What is more, the probable head of government has to take into account the Silvio Berlusconi’s (and his ally, the Lega Nord populist and extremist party) and Beppe Grillo’s catching up in the surveys. Leader of Movimento Cinque Stelle (“Five stars Movement”), the humorist and involved blogger is the revelation of the Italian campaign. With about 18% of the vote intentions, the 65-year-old man might create the surprise and make his political movement, the third nay the second political force of Italy within the Chamber of representatives. Such a political influence would be very strong for this humorist claiming being outside the traditional parties he rejects and criticizes with vehemence. Thus, Beppe Grillo might embody a possible and strong Left opposition to Pierluigi Bersani in the coming weeks and months.
Faced with the coming Grillo’s success and vis-à-vis the centre and Mario Monti, the PD’s leader tries to give some guarantees and insist on the humorist populist drifting both. With barely 15% of vote intentions, the outgoing President of Council has few chances to stay at power but might be a precious ally to form and back the future government. For information, the former European Commissioner might run for the presidency of the Senate or become minister of Economy and Finances, in exchange of his alliance with Pierluigi Bersani to allow him to govern and continue (at least partially) the economic and social policy he initiated to get the peninsula out the crisis.
Experiencing a non-finishing economic crisis and undermined by uncertainty, Italy is looking for a new breath and a new direction. Although it is still the favourite, the PD clearly is aware it won’t have any other solutions than pursuing the Mario Monti’s strategy which just begins to get some concrete results according to some experts, despites the recession characterised by a worrying and fast increase of unemployment. Indeed, the Sunday and Monday results will be very followed and commented on Italy, of course, but also in the rest of the European Union, because of the Eurozone stability, and the status of Italy as third economy of the area.

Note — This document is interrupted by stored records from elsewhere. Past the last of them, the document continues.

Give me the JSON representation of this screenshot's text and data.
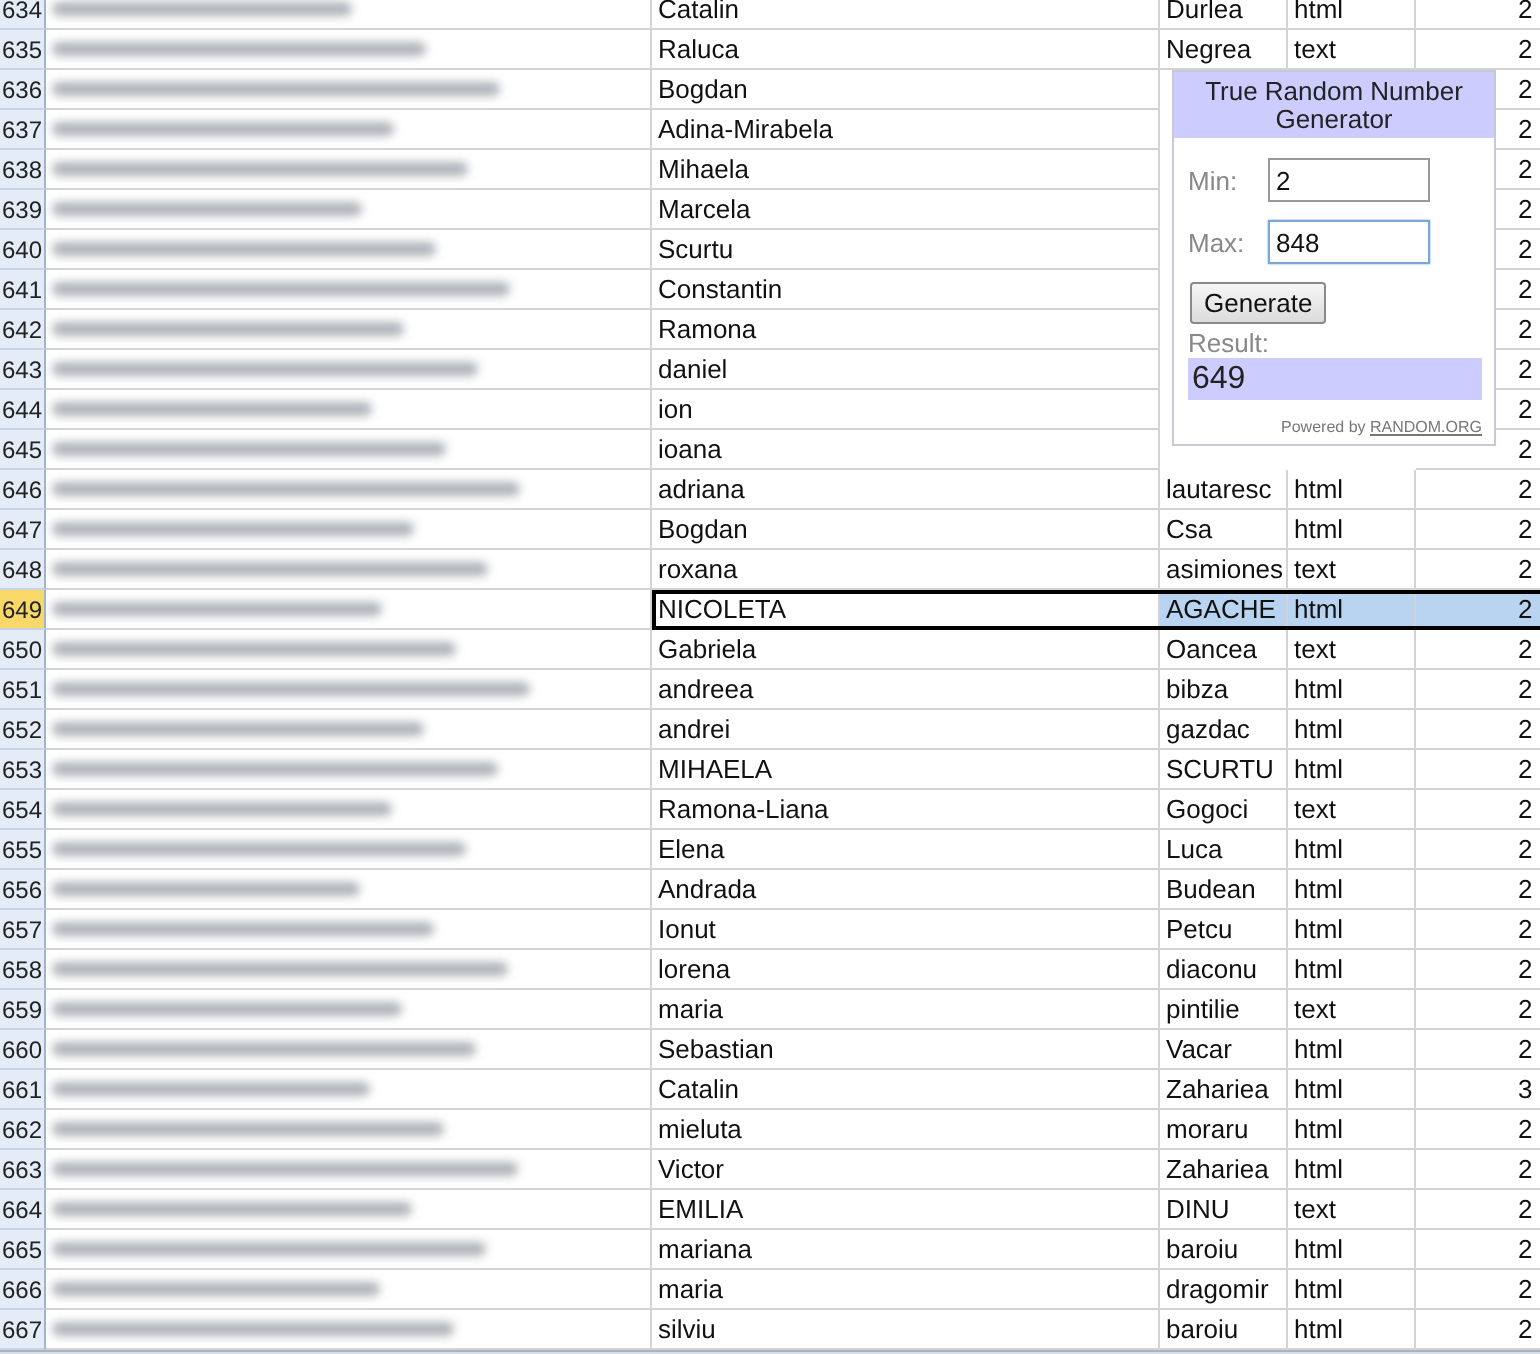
{
  "rows": [
    {
      "number": "634",
      "selected": false,
      "column_2": "Catalin",
      "column_3": "Durlea",
      "column_4": "html",
      "column_5": "2"
    },
    {
      "number": "635",
      "selected": false,
      "column_2": "Raluca",
      "column_3": "Negrea",
      "column_4": "text",
      "column_5": "2"
    },
    {
      "number": "636",
      "selected": false,
      "column_2": "Bogdan",
      "column_5": "2"
    },
    {
      "number": "637",
      "selected": false,
      "column_2": "Adina-Mirabela",
      "column_5": "2"
    },
    {
      "number": "638",
      "selected": false,
      "column_2": "Mihaela",
      "column_5": "2"
    },
    {
      "number": "639",
      "selected": false,
      "column_2": "Marcela",
      "column_5": "2"
    },
    {
      "number": "640",
      "selected": false,
      "column_2": "Scurtu",
      "column_5": "2"
    },
    {
      "number": "641",
      "selected": false,
      "column_2": "Constantin",
      "column_5": "2"
    },
    {
      "number": "642",
      "selected": false,
      "column_2": "Ramona",
      "column_5": "2"
    },
    {
      "number": "643",
      "selected": false,
      "column_2": "daniel",
      "column_5": "2"
    },
    {
      "number": "644",
      "selected": false,
      "column_2": "ion",
      "column_5": "2"
    },
    {
      "number": "645",
      "selected": false,
      "column_2": "ioana",
      "column_5": "2"
    },
    {
      "number": "646",
      "selected": false,
      "column_2": "adriana",
      "column_3": "lautaresc",
      "column_4": "html",
      "column_5": "2"
    },
    {
      "number": "647",
      "selected": false,
      "column_2": "Bogdan",
      "column_3": "Csa",
      "column_4": "html",
      "column_5": "2"
    },
    {
      "number": "648",
      "selected": false,
      "column_2": "roxana",
      "column_3": "asimiones",
      "column_4": "text",
      "column_5": "2"
    },
    {
      "number": "649",
      "selected": true,
      "column_2": "NICOLETA",
      "column_3": "AGACHE",
      "column_4": "html",
      "column_5": "2"
    },
    {
      "number": "650",
      "selected": false,
      "column_2": "Gabriela",
      "column_3": "Oancea",
      "column_4": "text",
      "column_5": "2"
    },
    {
      "number": "651",
      "selected": false,
      "column_2": "andreea",
      "column_3": "bibza",
      "column_4": "html",
      "column_5": "2"
    },
    {
      "number": "652",
      "selected": false,
      "column_2": "andrei",
      "column_3": "gazdac",
      "column_4": "html",
      "column_5": "2"
    },
    {
      "number": "653",
      "selected": false,
      "column_2": "MIHAELA",
      "column_3": "SCURTU",
      "column_4": "html",
      "column_5": "2"
    },
    {
      "number": "654",
      "selected": false,
      "column_2": "Ramona-Liana",
      "column_3": "Gogoci",
      "column_4": "text",
      "column_5": "2"
    },
    {
      "number": "655",
      "selected": false,
      "column_2": "Elena",
      "column_3": "Luca",
      "column_4": "html",
      "column_5": "2"
    },
    {
      "number": "656",
      "selected": false,
      "column_2": "Andrada",
      "column_3": "Budean",
      "column_4": "html",
      "column_5": "2"
    },
    {
      "number": "657",
      "selected": false,
      "column_2": "Ionut",
      "column_3": "Petcu",
      "column_4": "html",
      "column_5": "2"
    },
    {
      "number": "658",
      "selected": false,
      "column_2": "lorena",
      "column_3": "diaconu",
      "column_4": "html",
      "column_5": "2"
    },
    {
      "number": "659",
      "selected": false,
      "column_2": "maria",
      "column_3": "pintilie",
      "column_4": "text",
      "column_5": "2"
    },
    {
      "number": "660",
      "selected": false,
      "column_2": "Sebastian",
      "column_3": "Vacar",
      "column_4": "html",
      "column_5": "2"
    },
    {
      "number": "661",
      "selected": false,
      "column_2": "Catalin",
      "column_3": "Zahariea",
      "column_4": "html",
      "column_5": "3"
    },
    {
      "number": "662",
      "selected": false,
      "column_2": "mieluta",
      "column_3": "moraru",
      "column_4": "html",
      "column_5": "2"
    },
    {
      "number": "663",
      "selected": false,
      "column_2": "Victor",
      "column_3": "Zahariea",
      "column_4": "html",
      "column_5": "2"
    },
    {
      "number": "664",
      "selected": false,
      "column_2": "EMILIA",
      "column_3": "DINU",
      "column_4": "text",
      "column_5": "2"
    },
    {
      "number": "665",
      "selected": false,
      "column_2": "mariana",
      "column_3": "baroiu",
      "column_4": "html",
      "column_5": "2"
    },
    {
      "number": "666",
      "selected": false,
      "column_2": "maria",
      "column_3": "dragomir",
      "column_4": "html",
      "column_5": "2"
    },
    {
      "number": "667",
      "selected": false,
      "column_2": "silviu",
      "column_3": "baroiu",
      "column_4": "html",
      "column_5": "2"
    }
  ],
  "generator": {
    "title": "True Random Number Generator",
    "min_label": "Min:",
    "min_value": "2",
    "max_label": "Max:",
    "max_value": "848",
    "button": "Generate",
    "result_label": "Result:",
    "result": "649",
    "powered_by": "Powered by",
    "link": "RANDOM.ORG"
  }
}
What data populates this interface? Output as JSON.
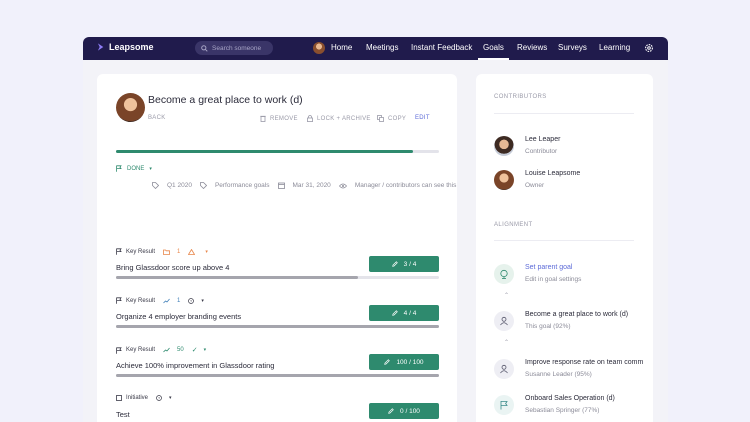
{
  "nav": {
    "brand": "Leapsome",
    "search_placeholder": "Search someone",
    "links": [
      "Home",
      "Meetings",
      "Instant Feedback",
      "Goals",
      "Reviews",
      "Surveys",
      "Learning"
    ],
    "active": "Goals",
    "brand_color": "#201b4c"
  },
  "goal": {
    "title": "Become a great place to work (d)",
    "back": "BACK",
    "actions": {
      "remove": "REMOVE",
      "lock": "LOCK + ARCHIVE",
      "copy": "COPY",
      "edit": "EDIT"
    },
    "progress": 0.92,
    "status": "DONE",
    "meta": {
      "quarter": "Q1 2020",
      "type": "Performance goals",
      "date": "Mar 31, 2020",
      "visibility": "Manager / contributors can see this"
    },
    "accent_color": "#2e8a6e"
  },
  "key_results": [
    {
      "kind": "Key Result",
      "badge": "1",
      "title": "Bring Glassdoor score up above 4",
      "button": "3 / 4",
      "progress": 0.75
    },
    {
      "kind": "Key Result",
      "badge": "1",
      "title": "Organize 4 employer branding events",
      "button": "4 / 4",
      "progress": 1.0
    },
    {
      "kind": "Key Result",
      "badge": "50",
      "title": "Achieve 100% improvement in Glassdoor rating",
      "button": "100 / 100",
      "progress": 1.0
    },
    {
      "kind": "Initiative",
      "badge": "",
      "title": "Test",
      "button": "0 / 100",
      "progress": 0.02
    }
  ],
  "sidebar": {
    "contributors_label": "CONTRIBUTORS",
    "contributors": [
      {
        "name": "Lee Leaper",
        "role": "Contributor"
      },
      {
        "name": "Louise Leapsome",
        "role": "Owner"
      }
    ],
    "alignment_label": "ALIGNMENT",
    "alignment": [
      {
        "title": "Set parent goal",
        "sub": "Edit in goal settings",
        "icon": "globe-icon"
      },
      {
        "title": "Become a great place to work (d)",
        "sub": "This goal (92%)",
        "icon": "person-icon"
      },
      {
        "title": "Improve response rate on team comm",
        "sub": "Susanne Leader (95%)",
        "icon": "person-icon"
      },
      {
        "title": "Onboard Sales Operation (d)",
        "sub": "Sebastian Springer (77%)",
        "icon": "flag-icon"
      }
    ]
  }
}
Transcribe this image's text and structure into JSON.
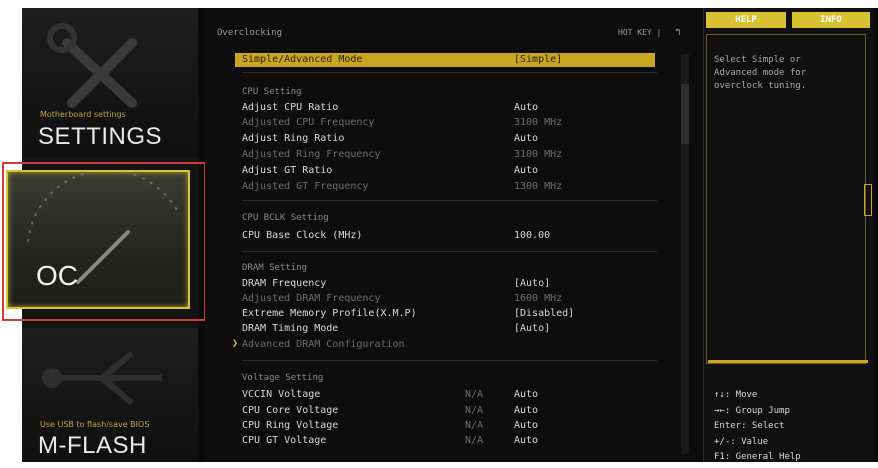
{
  "nav": {
    "settings_sub": "Motherboard settings",
    "settings_title": "SETTINGS",
    "oc_title": "OC",
    "mflash_sub": "Use USB to flash/save BIOS",
    "mflash_title": "M-FLASH"
  },
  "header": {
    "breadcrumb": "Overclocking",
    "hotkey": "HOT KEY |",
    "back_glyph": "↰"
  },
  "rows": [
    {
      "label": "Simple/Advanced Mode",
      "value": "[Simple]",
      "type": "sel"
    },
    {
      "label": "CPU Setting",
      "type": "hdr"
    },
    {
      "label": "Adjust CPU Ratio",
      "value": "Auto"
    },
    {
      "label": "Adjusted CPU Frequency",
      "value": "3100 MHz",
      "type": "dim"
    },
    {
      "label": "Adjust Ring Ratio",
      "value": "Auto"
    },
    {
      "label": "Adjusted Ring Frequency",
      "value": "3100 MHz",
      "type": "dim"
    },
    {
      "label": "Adjust GT Ratio",
      "value": "Auto"
    },
    {
      "label": "Adjusted GT Frequency",
      "value": "1300 MHz",
      "type": "dim"
    },
    {
      "label": "CPU BCLK Setting",
      "type": "hdr"
    },
    {
      "label": "CPU Base Clock (MHz)",
      "value": "100.00"
    },
    {
      "label": "DRAM Setting",
      "type": "hdr"
    },
    {
      "label": "DRAM Frequency",
      "value": "[Auto]"
    },
    {
      "label": "Adjusted DRAM Frequency",
      "value": "1600 MHz",
      "type": "dim"
    },
    {
      "label": "Extreme Memory Profile(X.M.P)",
      "value": "[Disabled]"
    },
    {
      "label": "DRAM Timing Mode",
      "value": "[Auto]"
    },
    {
      "label": "Advanced DRAM Configuration",
      "type": "sub"
    },
    {
      "label": "Voltage Setting",
      "type": "hdr"
    },
    {
      "label": "VCCIN Voltage",
      "na": "N/A",
      "value": "Auto"
    },
    {
      "label": "CPU Core Voltage",
      "na": "N/A",
      "value": "Auto"
    },
    {
      "label": "CPU Ring Voltage",
      "na": "N/A",
      "value": "Auto"
    },
    {
      "label": "CPU GT Voltage",
      "na": "N/A",
      "value": "Auto"
    }
  ],
  "help": {
    "tab_help": "HELP",
    "tab_info": "INFO",
    "text": "Select Simple or\nAdvanced mode for\noverclock tuning.",
    "keys": "↑↓: Move\n→←: Group Jump\nEnter: Select\n+/-: Value\nF1: General Help"
  },
  "colors": {
    "accent": "#d9c232",
    "highlight": "#c8a61f",
    "annotation": "#d23a3a"
  }
}
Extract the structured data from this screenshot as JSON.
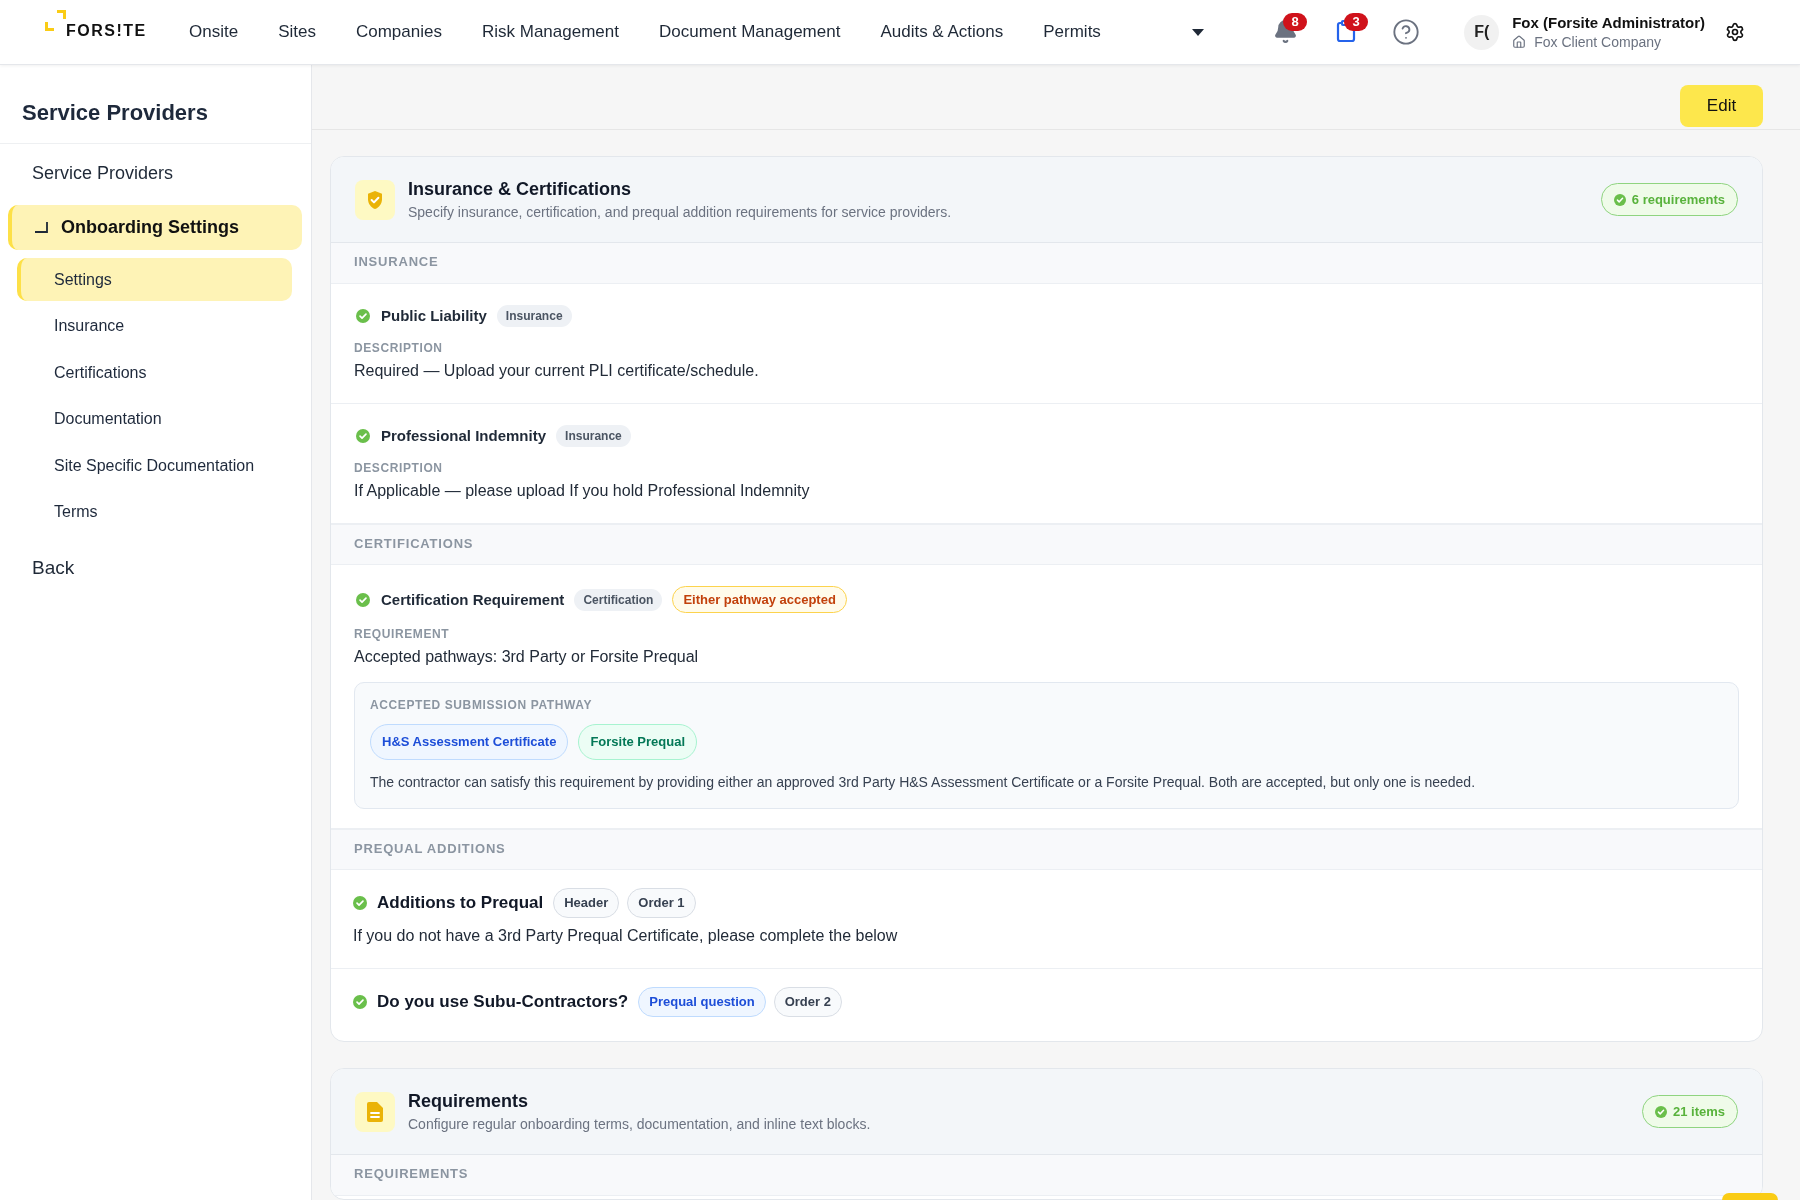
{
  "nav": {
    "logo": "FORS!TE",
    "items": [
      "Onsite",
      "Sites",
      "Companies",
      "Risk Management",
      "Document Management",
      "Audits & Actions",
      "Permits"
    ],
    "notifications": "8",
    "tasks": "3",
    "user": {
      "initials": "F(",
      "name": "Fox (Forsite Administrator)",
      "company": "Fox Client Company"
    }
  },
  "sidebar": {
    "title": "Service Providers",
    "items": [
      {
        "label": "Service Providers",
        "selected": false
      },
      {
        "label": "Onboarding Settings",
        "selected": true,
        "children": [
          {
            "label": "Settings",
            "selected": true
          },
          {
            "label": "Insurance",
            "selected": false
          },
          {
            "label": "Certifications",
            "selected": false
          },
          {
            "label": "Documentation",
            "selected": false
          },
          {
            "label": "Site Specific Documentation",
            "selected": false
          },
          {
            "label": "Terms",
            "selected": false
          }
        ]
      }
    ],
    "back": "Back"
  },
  "toolbar": {
    "edit_button": "Edit"
  },
  "cards": [
    {
      "kind": "certifications",
      "title": "Insurance & Certifications",
      "subtitle": "Specify insurance, certification, and prequal addition requirements for service providers.",
      "badge": "6 requirements",
      "sections": [
        {
          "heading": "INSURANCE",
          "items": [
            {
              "kind": "detail",
              "enabled": true,
              "title": "Public Liability",
              "tags": [
                {
                  "label": "Insurance",
                  "kind": "category"
                }
              ],
              "field": {
                "label": "DESCRIPTION",
                "value": "Required — Upload your current PLI certificate/schedule."
              }
            },
            {
              "kind": "detail",
              "enabled": true,
              "title": "Professional Indemnity",
              "tags": [
                {
                  "label": "Insurance",
                  "kind": "category"
                }
              ],
              "field": {
                "label": "DESCRIPTION",
                "value": "If Applicable — please upload If you hold Professional Indemnity"
              }
            }
          ]
        },
        {
          "heading": "CERTIFICATIONS",
          "items": [
            {
              "kind": "detail",
              "enabled": true,
              "title": "Certification Requirement",
              "tags": [
                {
                  "label": "Certification",
                  "kind": "category"
                },
                {
                  "label": "Either pathway accepted",
                  "kind": "notice"
                }
              ],
              "field": {
                "label": "REQUIREMENT",
                "value": "Accepted pathways: 3rd Party or Forsite Prequal"
              },
              "pathway": {
                "heading": "ACCEPTED SUBMISSION PATHWAY",
                "options": [
                  {
                    "label": "H&S Assessment Certificate",
                    "kind": "certificate"
                  },
                  {
                    "label": "Forsite Prequal",
                    "kind": "prequal"
                  }
                ],
                "note": "The contractor can satisfy this requirement by providing either an approved 3rd Party H&S Assessment Certificate or a Forsite Prequal. Both are accepted, but only one is needed."
              }
            }
          ]
        },
        {
          "heading": "PREQUAL ADDITIONS",
          "items": [
            {
              "kind": "prequal",
              "enabled": true,
              "title": "Additions to Prequal",
              "tags": [
                {
                  "label": "Header",
                  "kind": "meta"
                },
                {
                  "label": "Order 1",
                  "kind": "meta"
                }
              ],
              "text": "If you do not have a 3rd Party Prequal Certificate, please complete the below"
            },
            {
              "kind": "prequal",
              "enabled": true,
              "title": "Do you use Subu-Contractors?",
              "tags": [
                {
                  "label": "Prequal question",
                  "kind": "question"
                },
                {
                  "label": "Order 2",
                  "kind": "meta"
                }
              ]
            }
          ]
        }
      ]
    },
    {
      "kind": "requirements",
      "title": "Requirements",
      "subtitle": "Configure regular onboarding terms, documentation, and inline text blocks.",
      "badge": "21 items",
      "sections": [
        {
          "heading": "REQUIREMENTS"
        }
      ]
    }
  ]
}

Much people hope a victory of Pierluigi Bersani, less by affection and adhesion to his ideas but rather for the sake of seeing Italy to continue its way out crisis strategy. In fact, a thin Slivio Berlusconi victory or even a Beppe Grillo excellent result would be synonym of uncertainty, which most national and European executives and leaders want to avoid at any price. In spite of that, and whoever the winner, Italy is still looking for itself and knows it will have to make more efforts in the future.